Aim of the task:
Filter the listing below for "JSON" and report every line that has it.

Data supplied:
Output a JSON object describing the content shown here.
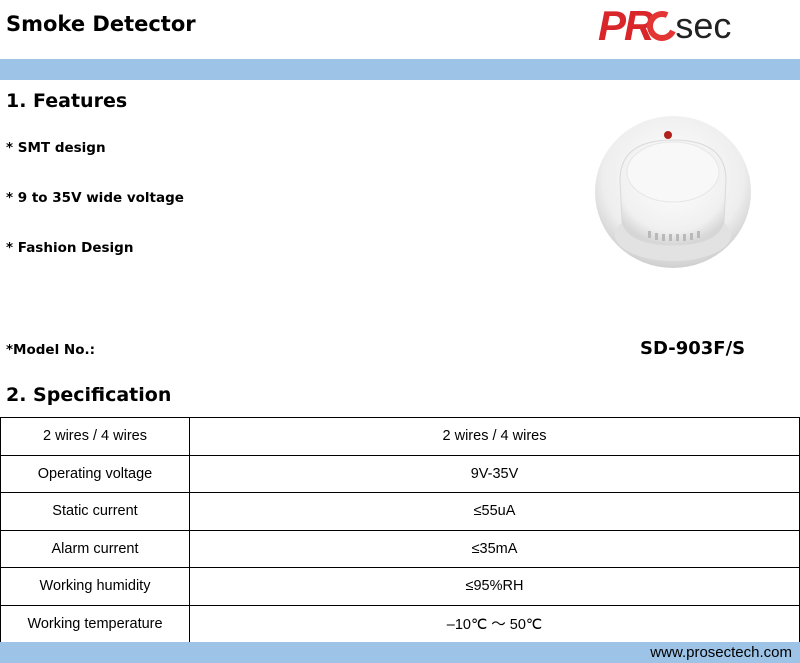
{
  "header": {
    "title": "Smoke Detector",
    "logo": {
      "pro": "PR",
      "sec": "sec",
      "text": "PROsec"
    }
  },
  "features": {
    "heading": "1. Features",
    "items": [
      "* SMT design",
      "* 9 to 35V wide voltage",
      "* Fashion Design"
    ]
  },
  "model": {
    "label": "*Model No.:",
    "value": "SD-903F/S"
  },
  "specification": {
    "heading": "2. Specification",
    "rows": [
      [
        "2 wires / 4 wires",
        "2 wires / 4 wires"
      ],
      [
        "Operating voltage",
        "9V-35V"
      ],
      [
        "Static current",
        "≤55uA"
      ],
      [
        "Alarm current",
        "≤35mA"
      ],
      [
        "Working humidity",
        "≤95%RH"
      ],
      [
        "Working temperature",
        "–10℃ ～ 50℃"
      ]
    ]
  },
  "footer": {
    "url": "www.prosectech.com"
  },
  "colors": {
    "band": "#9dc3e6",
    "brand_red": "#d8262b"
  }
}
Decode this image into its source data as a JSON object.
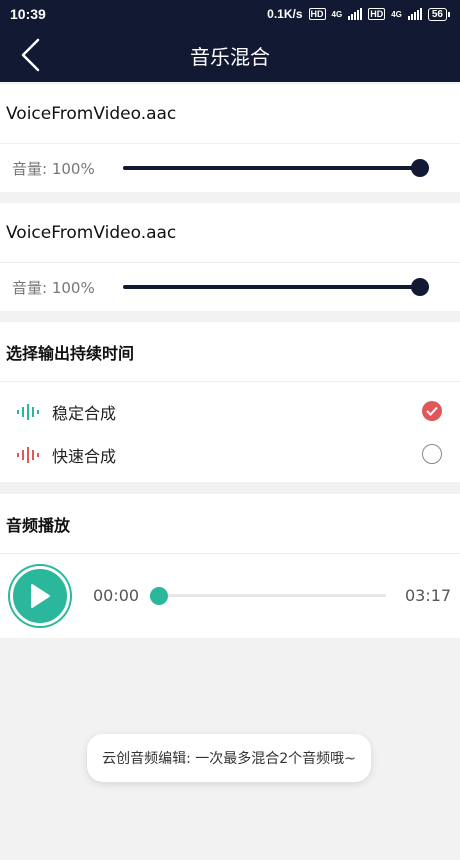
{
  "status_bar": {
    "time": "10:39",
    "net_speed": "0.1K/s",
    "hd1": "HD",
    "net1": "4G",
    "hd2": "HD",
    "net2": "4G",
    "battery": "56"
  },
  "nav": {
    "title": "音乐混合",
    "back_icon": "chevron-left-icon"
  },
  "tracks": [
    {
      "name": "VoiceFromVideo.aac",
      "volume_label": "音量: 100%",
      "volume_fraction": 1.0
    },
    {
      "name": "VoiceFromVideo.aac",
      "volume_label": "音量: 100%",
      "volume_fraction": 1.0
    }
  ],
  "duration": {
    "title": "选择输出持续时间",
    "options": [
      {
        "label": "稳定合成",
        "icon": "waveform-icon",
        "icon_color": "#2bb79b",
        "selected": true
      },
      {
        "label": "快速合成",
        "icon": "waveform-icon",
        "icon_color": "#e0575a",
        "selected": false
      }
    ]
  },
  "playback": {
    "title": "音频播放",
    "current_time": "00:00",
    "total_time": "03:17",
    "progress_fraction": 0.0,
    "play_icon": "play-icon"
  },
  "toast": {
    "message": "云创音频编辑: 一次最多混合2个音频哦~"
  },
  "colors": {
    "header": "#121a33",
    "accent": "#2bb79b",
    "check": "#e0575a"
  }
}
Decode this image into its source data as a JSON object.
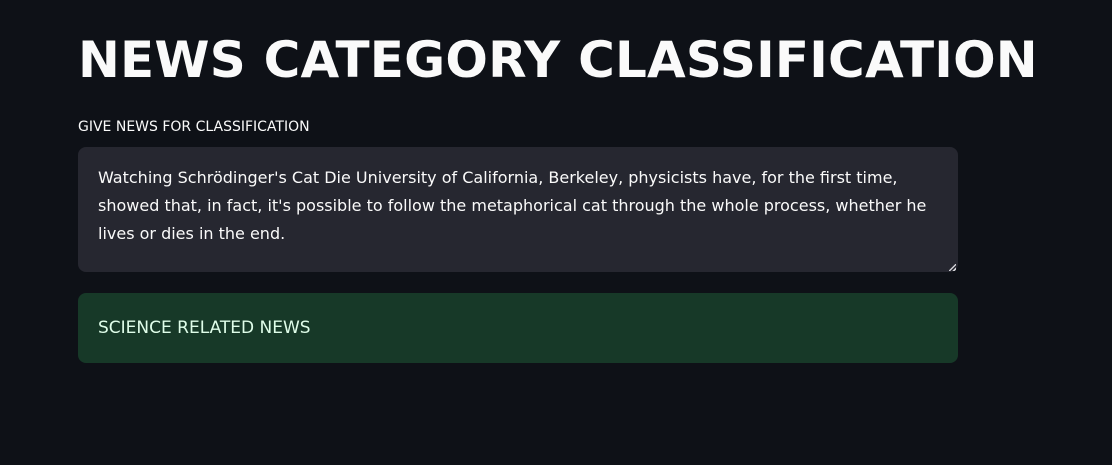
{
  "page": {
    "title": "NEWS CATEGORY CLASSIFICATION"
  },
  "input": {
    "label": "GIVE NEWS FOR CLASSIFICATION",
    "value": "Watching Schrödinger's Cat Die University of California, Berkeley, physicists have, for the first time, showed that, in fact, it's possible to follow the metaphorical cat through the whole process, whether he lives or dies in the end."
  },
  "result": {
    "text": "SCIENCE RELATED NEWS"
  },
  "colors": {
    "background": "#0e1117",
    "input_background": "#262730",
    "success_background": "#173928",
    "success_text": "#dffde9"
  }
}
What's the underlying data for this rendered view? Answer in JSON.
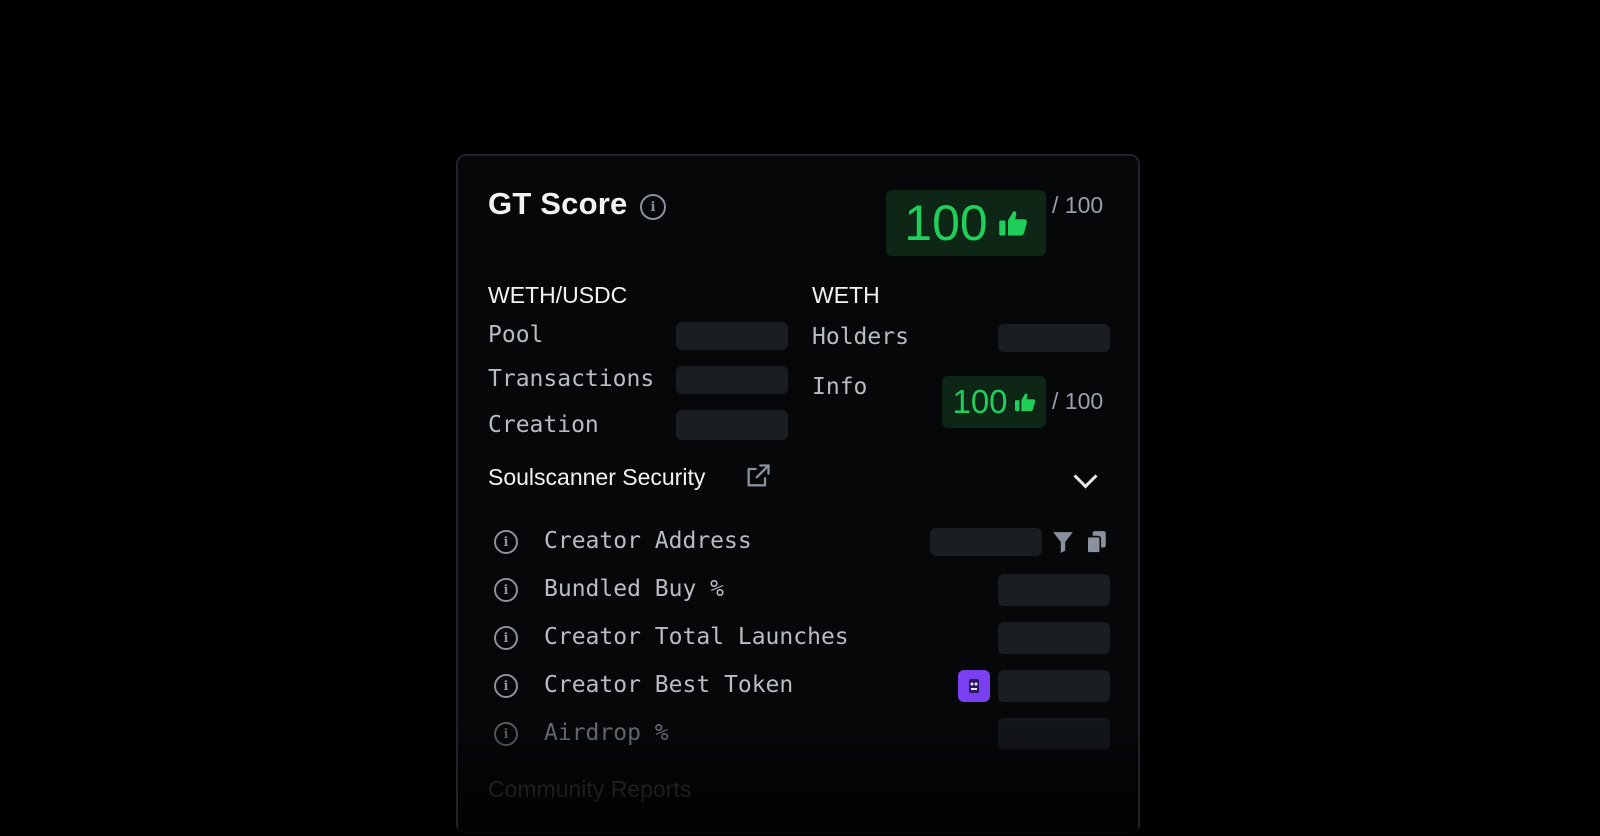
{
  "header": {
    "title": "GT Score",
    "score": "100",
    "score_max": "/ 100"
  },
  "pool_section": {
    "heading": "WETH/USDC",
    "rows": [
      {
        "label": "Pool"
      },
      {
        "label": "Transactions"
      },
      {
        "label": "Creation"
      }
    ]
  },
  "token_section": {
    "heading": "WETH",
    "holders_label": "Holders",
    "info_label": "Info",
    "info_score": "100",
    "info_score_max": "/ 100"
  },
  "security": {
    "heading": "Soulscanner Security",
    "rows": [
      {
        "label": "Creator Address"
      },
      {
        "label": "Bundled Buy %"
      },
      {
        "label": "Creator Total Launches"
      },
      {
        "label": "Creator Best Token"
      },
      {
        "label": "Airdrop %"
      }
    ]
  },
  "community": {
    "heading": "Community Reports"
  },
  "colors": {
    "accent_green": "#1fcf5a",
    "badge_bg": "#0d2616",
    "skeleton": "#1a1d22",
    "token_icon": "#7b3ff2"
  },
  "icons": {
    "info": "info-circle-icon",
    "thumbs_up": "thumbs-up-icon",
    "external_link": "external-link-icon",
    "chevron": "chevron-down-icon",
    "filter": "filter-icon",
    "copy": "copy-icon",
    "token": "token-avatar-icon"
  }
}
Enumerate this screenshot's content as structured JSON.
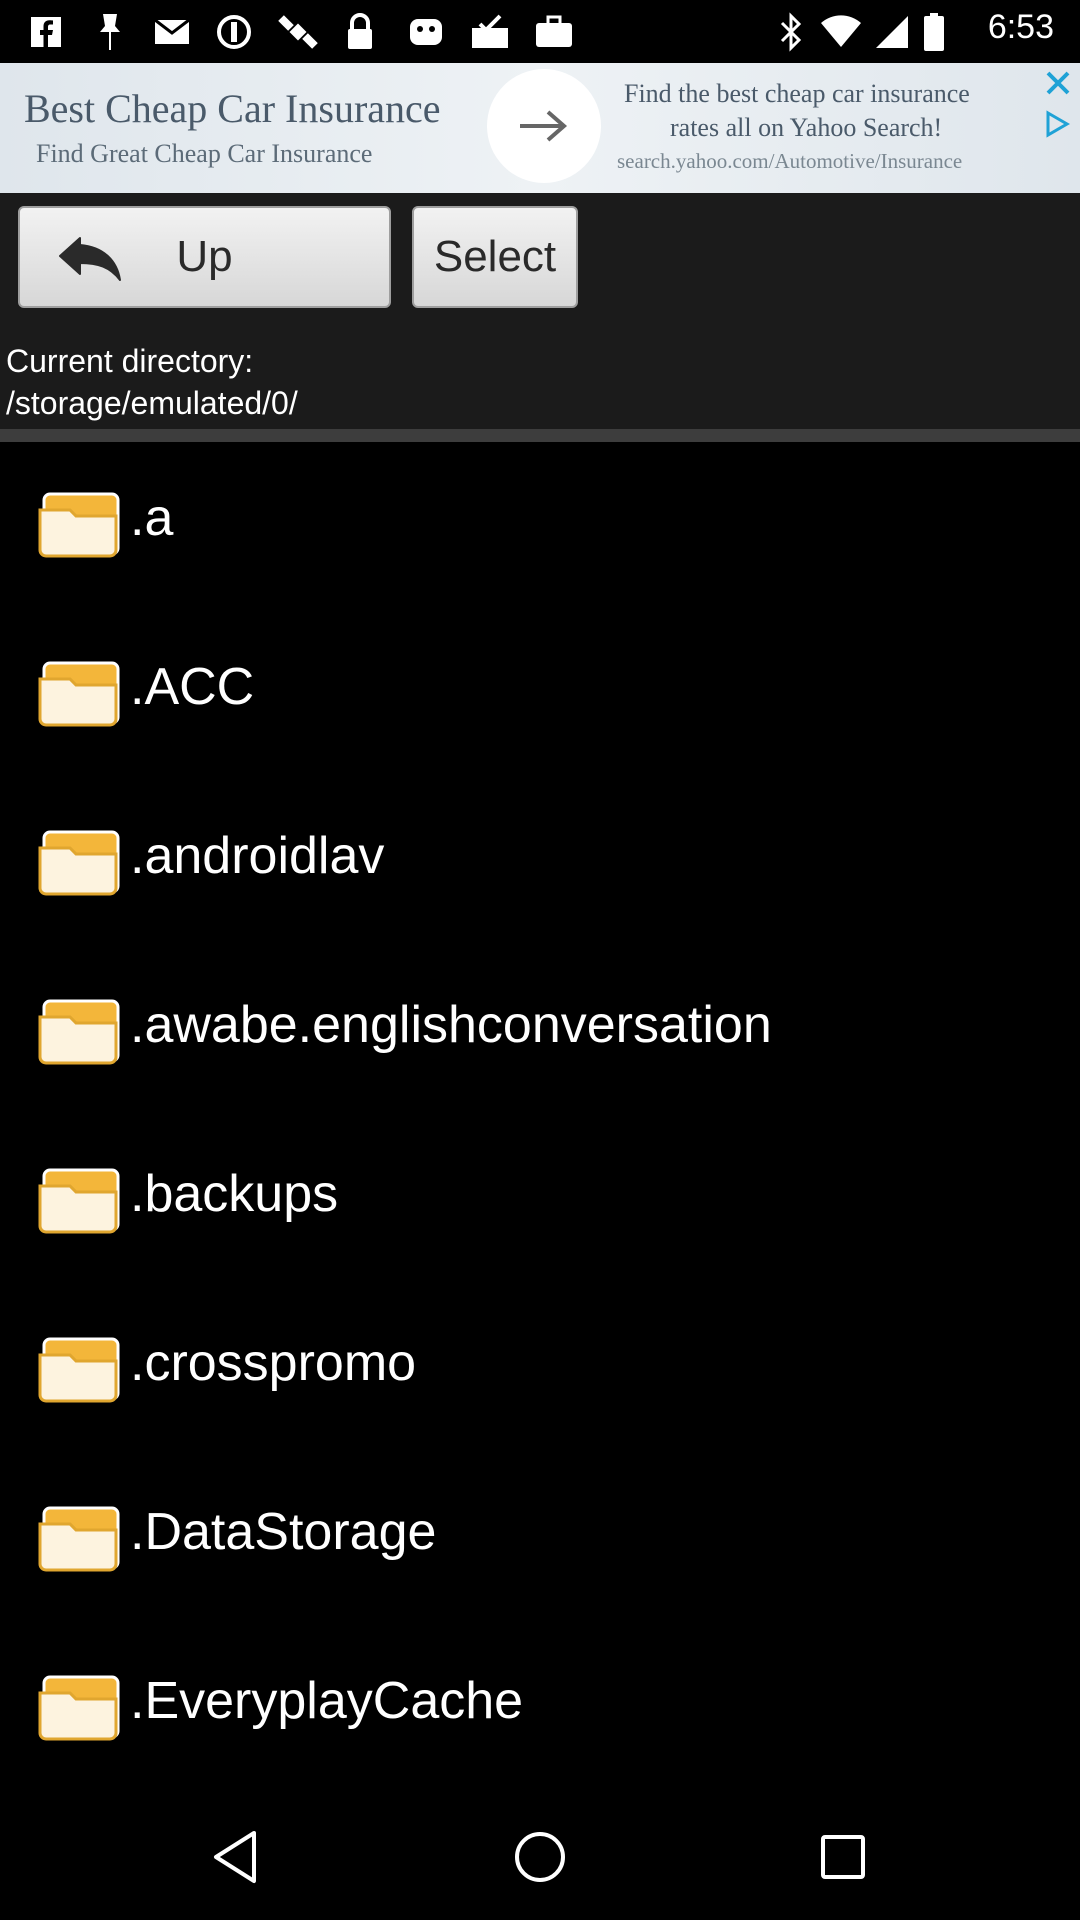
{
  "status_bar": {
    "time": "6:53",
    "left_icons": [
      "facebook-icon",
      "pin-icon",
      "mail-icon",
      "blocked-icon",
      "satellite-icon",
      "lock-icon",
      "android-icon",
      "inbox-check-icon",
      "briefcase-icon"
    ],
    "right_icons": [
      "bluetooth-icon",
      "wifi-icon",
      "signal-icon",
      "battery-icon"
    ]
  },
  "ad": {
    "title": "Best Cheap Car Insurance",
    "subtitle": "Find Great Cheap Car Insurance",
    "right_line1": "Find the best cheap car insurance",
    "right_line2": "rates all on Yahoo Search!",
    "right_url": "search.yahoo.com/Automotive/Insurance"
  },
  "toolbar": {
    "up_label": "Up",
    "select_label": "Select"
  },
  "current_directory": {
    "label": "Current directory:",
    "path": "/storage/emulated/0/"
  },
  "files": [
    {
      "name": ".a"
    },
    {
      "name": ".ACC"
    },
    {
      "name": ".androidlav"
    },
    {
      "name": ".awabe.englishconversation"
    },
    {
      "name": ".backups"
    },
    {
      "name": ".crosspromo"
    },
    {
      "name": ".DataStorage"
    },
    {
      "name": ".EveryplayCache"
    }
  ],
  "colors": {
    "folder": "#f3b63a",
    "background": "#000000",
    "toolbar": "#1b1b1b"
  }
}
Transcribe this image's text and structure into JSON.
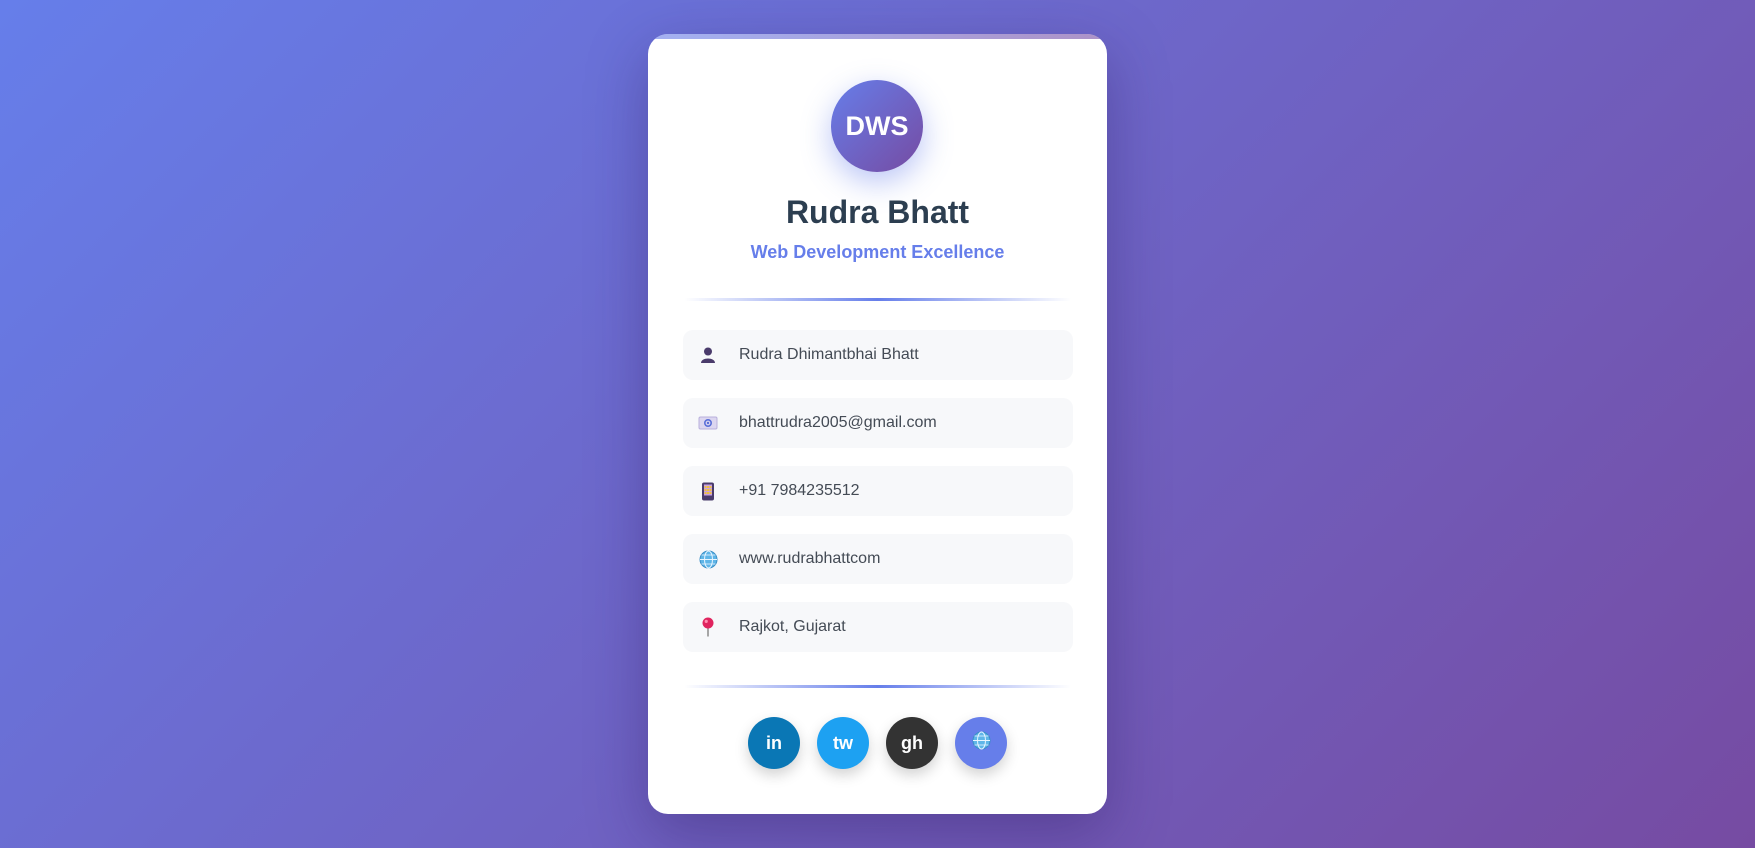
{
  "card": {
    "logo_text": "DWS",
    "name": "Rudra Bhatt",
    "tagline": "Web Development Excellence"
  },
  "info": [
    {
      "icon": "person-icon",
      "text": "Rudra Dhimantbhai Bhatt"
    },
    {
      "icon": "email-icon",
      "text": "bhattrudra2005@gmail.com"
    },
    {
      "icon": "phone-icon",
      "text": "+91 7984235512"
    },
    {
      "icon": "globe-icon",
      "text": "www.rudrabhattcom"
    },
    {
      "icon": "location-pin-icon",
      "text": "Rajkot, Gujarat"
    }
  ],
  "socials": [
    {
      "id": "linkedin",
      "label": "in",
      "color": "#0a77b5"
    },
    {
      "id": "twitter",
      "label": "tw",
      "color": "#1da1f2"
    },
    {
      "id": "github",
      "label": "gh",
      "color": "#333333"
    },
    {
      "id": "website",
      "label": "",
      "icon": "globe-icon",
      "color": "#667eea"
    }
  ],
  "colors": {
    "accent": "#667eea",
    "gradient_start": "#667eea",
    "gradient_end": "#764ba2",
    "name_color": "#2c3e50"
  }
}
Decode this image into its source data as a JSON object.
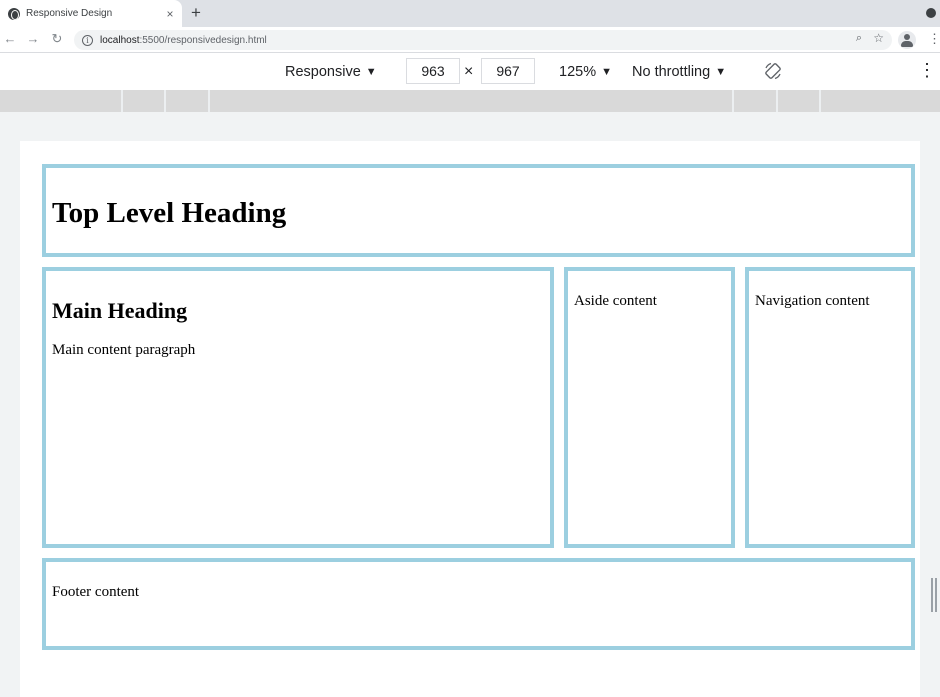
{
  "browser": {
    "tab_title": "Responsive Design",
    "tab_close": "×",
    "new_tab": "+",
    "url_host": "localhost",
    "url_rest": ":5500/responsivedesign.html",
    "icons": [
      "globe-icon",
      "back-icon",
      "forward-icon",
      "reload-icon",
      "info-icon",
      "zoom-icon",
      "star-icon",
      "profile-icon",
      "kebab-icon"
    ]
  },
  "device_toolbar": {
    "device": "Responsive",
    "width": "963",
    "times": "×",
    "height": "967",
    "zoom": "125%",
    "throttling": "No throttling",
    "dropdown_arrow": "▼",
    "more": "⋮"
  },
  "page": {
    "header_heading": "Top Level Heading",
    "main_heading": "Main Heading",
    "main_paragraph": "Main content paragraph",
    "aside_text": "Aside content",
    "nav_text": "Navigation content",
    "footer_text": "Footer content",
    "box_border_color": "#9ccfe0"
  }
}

Exercise solution:
Output a JSON object describing the content shown here.
Decode this image into its source data as a JSON object.
Decode this image into its source data as a JSON object.
What's the underlying data for this rendered view? Answer in JSON.
Enumerate this screenshot's content as structured JSON.
Transcribe this image's text and structure into JSON.
Decode this image into its source data as a JSON object.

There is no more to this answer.